### INSTRUCTIONS TO FOLLOW:
Repeat each of these records exactly.

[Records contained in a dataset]
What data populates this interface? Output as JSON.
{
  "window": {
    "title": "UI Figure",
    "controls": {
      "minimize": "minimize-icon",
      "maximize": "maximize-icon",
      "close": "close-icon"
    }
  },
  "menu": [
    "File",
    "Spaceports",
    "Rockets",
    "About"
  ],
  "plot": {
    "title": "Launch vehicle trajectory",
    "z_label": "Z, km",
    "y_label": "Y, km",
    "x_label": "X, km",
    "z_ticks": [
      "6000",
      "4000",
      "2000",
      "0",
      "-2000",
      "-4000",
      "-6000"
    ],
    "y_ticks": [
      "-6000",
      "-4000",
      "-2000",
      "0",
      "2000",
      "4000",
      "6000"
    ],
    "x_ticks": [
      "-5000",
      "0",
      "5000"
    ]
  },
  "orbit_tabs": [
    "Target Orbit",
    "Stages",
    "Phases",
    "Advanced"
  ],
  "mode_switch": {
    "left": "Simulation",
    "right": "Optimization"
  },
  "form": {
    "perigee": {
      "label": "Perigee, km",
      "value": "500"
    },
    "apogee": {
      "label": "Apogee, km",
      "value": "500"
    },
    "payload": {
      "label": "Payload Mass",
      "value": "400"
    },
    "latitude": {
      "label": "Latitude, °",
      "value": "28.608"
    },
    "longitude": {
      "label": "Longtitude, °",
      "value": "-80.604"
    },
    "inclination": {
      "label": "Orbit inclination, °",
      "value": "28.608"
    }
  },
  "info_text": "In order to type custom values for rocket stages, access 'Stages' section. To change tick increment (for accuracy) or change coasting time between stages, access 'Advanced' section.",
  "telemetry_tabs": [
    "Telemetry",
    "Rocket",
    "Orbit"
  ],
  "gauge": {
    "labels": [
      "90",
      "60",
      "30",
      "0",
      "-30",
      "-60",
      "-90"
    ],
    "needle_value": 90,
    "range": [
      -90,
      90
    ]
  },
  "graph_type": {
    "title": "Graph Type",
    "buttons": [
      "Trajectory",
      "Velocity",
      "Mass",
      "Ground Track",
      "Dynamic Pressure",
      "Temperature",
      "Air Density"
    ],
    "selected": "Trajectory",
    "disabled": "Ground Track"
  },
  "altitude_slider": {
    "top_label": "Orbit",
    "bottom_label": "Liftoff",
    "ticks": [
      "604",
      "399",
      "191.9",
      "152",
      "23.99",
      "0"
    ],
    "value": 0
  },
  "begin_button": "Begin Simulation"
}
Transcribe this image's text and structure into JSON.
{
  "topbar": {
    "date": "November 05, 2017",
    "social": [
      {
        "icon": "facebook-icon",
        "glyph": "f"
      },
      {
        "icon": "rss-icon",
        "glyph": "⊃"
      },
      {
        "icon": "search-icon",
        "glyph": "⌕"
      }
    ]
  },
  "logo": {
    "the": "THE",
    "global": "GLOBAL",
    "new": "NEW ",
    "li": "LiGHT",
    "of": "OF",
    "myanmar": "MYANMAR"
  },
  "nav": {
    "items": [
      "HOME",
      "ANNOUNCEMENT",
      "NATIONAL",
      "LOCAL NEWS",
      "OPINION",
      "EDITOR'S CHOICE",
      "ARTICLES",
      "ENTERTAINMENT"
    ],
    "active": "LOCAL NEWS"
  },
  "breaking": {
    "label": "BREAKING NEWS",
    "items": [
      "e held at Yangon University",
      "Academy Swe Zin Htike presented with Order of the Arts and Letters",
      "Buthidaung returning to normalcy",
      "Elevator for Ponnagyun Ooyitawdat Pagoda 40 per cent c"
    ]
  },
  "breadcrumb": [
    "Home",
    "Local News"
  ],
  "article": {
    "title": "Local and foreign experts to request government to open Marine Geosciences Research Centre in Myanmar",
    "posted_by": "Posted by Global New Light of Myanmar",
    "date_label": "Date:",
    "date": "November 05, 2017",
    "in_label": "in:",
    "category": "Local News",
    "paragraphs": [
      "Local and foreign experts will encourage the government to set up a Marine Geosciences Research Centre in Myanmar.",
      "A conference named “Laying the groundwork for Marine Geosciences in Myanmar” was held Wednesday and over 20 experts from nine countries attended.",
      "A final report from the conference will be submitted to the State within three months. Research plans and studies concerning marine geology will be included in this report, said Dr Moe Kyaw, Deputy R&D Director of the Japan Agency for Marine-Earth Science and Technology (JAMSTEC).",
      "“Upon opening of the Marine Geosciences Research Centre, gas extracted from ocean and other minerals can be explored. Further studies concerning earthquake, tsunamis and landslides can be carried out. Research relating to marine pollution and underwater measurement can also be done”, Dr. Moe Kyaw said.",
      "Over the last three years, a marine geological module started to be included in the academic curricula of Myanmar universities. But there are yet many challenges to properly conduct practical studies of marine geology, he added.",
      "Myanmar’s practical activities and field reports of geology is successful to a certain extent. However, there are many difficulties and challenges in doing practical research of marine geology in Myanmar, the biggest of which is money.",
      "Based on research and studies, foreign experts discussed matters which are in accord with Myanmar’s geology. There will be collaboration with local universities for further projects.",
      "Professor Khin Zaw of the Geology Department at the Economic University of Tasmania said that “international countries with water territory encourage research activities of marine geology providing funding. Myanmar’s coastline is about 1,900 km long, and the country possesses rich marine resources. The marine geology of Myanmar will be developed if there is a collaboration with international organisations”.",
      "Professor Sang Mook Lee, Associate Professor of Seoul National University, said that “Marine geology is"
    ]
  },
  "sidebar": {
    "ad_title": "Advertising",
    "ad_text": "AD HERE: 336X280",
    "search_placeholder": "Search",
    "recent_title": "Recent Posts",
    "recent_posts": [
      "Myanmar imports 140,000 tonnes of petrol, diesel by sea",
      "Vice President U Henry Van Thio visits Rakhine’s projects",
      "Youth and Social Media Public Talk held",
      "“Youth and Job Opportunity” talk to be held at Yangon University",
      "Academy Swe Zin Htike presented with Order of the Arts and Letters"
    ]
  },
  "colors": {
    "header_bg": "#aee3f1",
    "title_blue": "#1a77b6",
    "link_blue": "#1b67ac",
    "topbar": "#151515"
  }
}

### FINAL ANSWER:
What data populates this interface? Output as JSON.
{
  "window": {
    "title": "UI Figure",
    "controls": {
      "minimize": "minimize-icon",
      "maximize": "maximize-icon",
      "close": "close-icon"
    }
  },
  "menu": [
    "File",
    "Spaceports",
    "Rockets",
    "About"
  ],
  "plot": {
    "title": "Launch vehicle trajectory",
    "z_label": "Z, km",
    "y_label": "Y, km",
    "x_label": "X, km",
    "z_ticks": [
      "6000",
      "4000",
      "2000",
      "0",
      "-2000",
      "-4000",
      "-6000"
    ],
    "y_ticks": [
      "-6000",
      "-4000",
      "-2000",
      "0",
      "2000",
      "4000",
      "6000"
    ],
    "x_ticks": [
      "-5000",
      "0",
      "5000"
    ]
  },
  "orbit_tabs": [
    "Target Orbit",
    "Stages",
    "Phases",
    "Advanced"
  ],
  "mode_switch": {
    "left": "Simulation",
    "right": "Optimization"
  },
  "form": {
    "perigee": {
      "label": "Perigee, km",
      "value": "500"
    },
    "apogee": {
      "label": "Apogee, km",
      "value": "500"
    },
    "payload": {
      "label": "Payload Mass",
      "value": "400"
    },
    "latitude": {
      "label": "Latitude, °",
      "value": "28.608"
    },
    "longitude": {
      "label": "Longtitude, °",
      "value": "-80.604"
    },
    "inclination": {
      "label": "Orbit inclination, °",
      "value": "28.608"
    }
  },
  "info_text": "In order to type custom values for rocket stages, access 'Stages' section. To change tick increment (for accuracy) or change coasting time between stages, access 'Advanced' section.",
  "telemetry_tabs": [
    "Telemetry",
    "Rocket",
    "Orbit"
  ],
  "gauge": {
    "labels": [
      "90",
      "60",
      "30",
      "0",
      "-30",
      "-60",
      "-90"
    ],
    "needle_value": 90,
    "range": [
      -90,
      90
    ]
  },
  "graph_type": {
    "title": "Graph Type",
    "buttons": [
      "Trajectory",
      "Velocity",
      "Mass",
      "Ground Track",
      "Dynamic Pressure",
      "Temperature",
      "Air Density"
    ],
    "selected": "Trajectory",
    "disabled": "Ground Track"
  },
  "altitude_slider": {
    "top_label": "Orbit",
    "bottom_label": "Liftoff",
    "ticks": [
      "604",
      "399",
      "191.9",
      "152",
      "23.99",
      "0"
    ],
    "value": 0
  },
  "begin_button": "Begin Simulation"
}
Transcribe this image's text and structure into JSON.
{
  "topbar": {
    "date": "November 05, 2017",
    "social": [
      {
        "icon": "facebook-icon",
        "glyph": "f"
      },
      {
        "icon": "rss-icon",
        "glyph": "⊃"
      },
      {
        "icon": "search-icon",
        "glyph": "⌕"
      }
    ]
  },
  "logo": {
    "the": "THE",
    "global": "GLOBAL",
    "new": "NEW ",
    "li": "LiGHT",
    "of": "OF",
    "myanmar": "MYANMAR"
  },
  "nav": {
    "items": [
      "HOME",
      "ANNOUNCEMENT",
      "NATIONAL",
      "LOCAL NEWS",
      "OPINION",
      "EDITOR'S CHOICE",
      "ARTICLES",
      "ENTERTAINMENT"
    ],
    "active": "LOCAL NEWS"
  },
  "breaking": {
    "label": "BREAKING NEWS",
    "items": [
      "e held at Yangon University",
      "Academy Swe Zin Htike presented with Order of the Arts and Letters",
      "Buthidaung returning to normalcy",
      "Elevator for Ponnagyun Ooyitawdat Pagoda 40 per cent c"
    ]
  },
  "breadcrumb": [
    "Home",
    "Local News"
  ],
  "article": {
    "title": "Local and foreign experts to request government to open Marine Geosciences Research Centre in Myanmar",
    "posted_by": "Posted by Global New Light of Myanmar",
    "date_label": "Date:",
    "date": "November 05, 2017",
    "in_label": "in:",
    "category": "Local News",
    "paragraphs": [
      "Local and foreign experts will encourage the government to set up a Marine Geosciences Research Centre in Myanmar.",
      "A conference named “Laying the groundwork for Marine Geosciences in Myanmar” was held Wednesday and over 20 experts from nine countries attended.",
      "A final report from the conference will be submitted to the State within three months. Research plans and studies concerning marine geology will be included in this report, said Dr Moe Kyaw, Deputy R&D Director of the Japan Agency for Marine-Earth Science and Technology (JAMSTEC).",
      "“Upon opening of the Marine Geosciences Research Centre, gas extracted from ocean and other minerals can be explored. Further studies concerning earthquake, tsunamis and landslides can be carried out. Research relating to marine pollution and underwater measurement can also be done”, Dr. Moe Kyaw said.",
      "Over the last three years, a marine geological module started to be included in the academic curricula of Myanmar universities. But there are yet many challenges to properly conduct practical studies of marine geology, he added.",
      "Myanmar’s practical activities and field reports of geology is successful to a certain extent. However, there are many difficulties and challenges in doing practical research of marine geology in Myanmar, the biggest of which is money.",
      "Based on research and studies, foreign experts discussed matters which are in accord with Myanmar’s geology. There will be collaboration with local universities for further projects.",
      "Professor Khin Zaw of the Geology Department at the Economic University of Tasmania said that “international countries with water territory encourage research activities of marine geology providing funding. Myanmar’s coastline is about 1,900 km long, and the country possesses rich marine resources. The marine geology of Myanmar will be developed if there is a collaboration with international organisations”.",
      "Professor Sang Mook Lee, Associate Professor of Seoul National University, said that “Marine geology is"
    ]
  },
  "sidebar": {
    "ad_title": "Advertising",
    "ad_text": "AD HERE: 336X280",
    "search_placeholder": "Search",
    "recent_title": "Recent Posts",
    "recent_posts": [
      "Myanmar imports 140,000 tonnes of petrol, diesel by sea",
      "Vice President U Henry Van Thio visits Rakhine’s projects",
      "Youth and Social Media Public Talk held",
      "“Youth and Job Opportunity” talk to be held at Yangon University",
      "Academy Swe Zin Htike presented with Order of the Arts and Letters"
    ]
  },
  "colors": {
    "header_bg": "#aee3f1",
    "title_blue": "#1a77b6",
    "link_blue": "#1b67ac",
    "topbar": "#151515"
  }
}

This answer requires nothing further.